Resolution usually refers to the amount of pixels per inch (ppi) an image or picture has. Digital images are made up of pixels (picture element), which are the small, coloured squares that are arranged in a grid to make an image. A high ppi will allow for a better quality print.
Below is an illustration of how the same image appears at different resolutions. As you can see, the lower the resolution, the less detail it shows until it degrades to nothing more than a coloured square. This also illustrates why we can’t just simply blow-up low-resolution images; there simply isn’t any information to work with when enlarging it.

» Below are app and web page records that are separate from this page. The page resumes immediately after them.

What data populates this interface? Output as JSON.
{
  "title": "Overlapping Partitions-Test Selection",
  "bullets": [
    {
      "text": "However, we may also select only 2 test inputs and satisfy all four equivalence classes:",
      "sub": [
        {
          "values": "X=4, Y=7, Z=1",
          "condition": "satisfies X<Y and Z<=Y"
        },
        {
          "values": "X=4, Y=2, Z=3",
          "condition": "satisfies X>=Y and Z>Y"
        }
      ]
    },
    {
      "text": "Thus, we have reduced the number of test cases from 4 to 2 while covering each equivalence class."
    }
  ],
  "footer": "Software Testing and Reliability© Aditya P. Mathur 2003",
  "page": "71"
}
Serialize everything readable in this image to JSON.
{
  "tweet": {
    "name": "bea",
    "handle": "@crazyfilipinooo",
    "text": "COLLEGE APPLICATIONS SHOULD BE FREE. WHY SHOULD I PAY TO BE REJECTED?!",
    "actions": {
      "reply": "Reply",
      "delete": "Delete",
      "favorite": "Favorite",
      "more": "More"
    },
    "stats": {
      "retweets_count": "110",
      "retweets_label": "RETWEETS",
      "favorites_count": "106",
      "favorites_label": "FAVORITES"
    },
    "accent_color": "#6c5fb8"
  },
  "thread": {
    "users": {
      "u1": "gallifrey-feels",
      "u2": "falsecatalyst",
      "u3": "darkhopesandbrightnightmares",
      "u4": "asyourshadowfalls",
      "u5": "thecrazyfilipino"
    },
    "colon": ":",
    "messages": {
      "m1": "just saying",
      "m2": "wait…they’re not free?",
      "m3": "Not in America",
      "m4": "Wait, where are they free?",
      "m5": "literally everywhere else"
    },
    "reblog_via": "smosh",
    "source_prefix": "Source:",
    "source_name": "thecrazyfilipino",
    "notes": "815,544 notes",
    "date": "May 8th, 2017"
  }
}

Print requires a higher resolution than screen displays do. This means that a lot of images on the Internet have too low of a resolution to be printed. Most images for screen are set at 72 ppi, whereas small format printing (letter size) require 300 ppi and large format printing (posters) can get by at 150 ppi.
Bitmapped or rasterized images come in a variety of formats; the most common are: JPG, TIFF, GIF (web), and PNG (web). PDFs and EPSs can also contain bitmapped elements.
Here are two copies of the same photo. The one on the top is set at the proper resolution. Notice how clean and clear it looks. The one on the bottom is an image with a low resolution that has been scaled up to fit the same area. Obviously it is blurry and pixelated.
Hopefully this helps explain why image resolution is so important.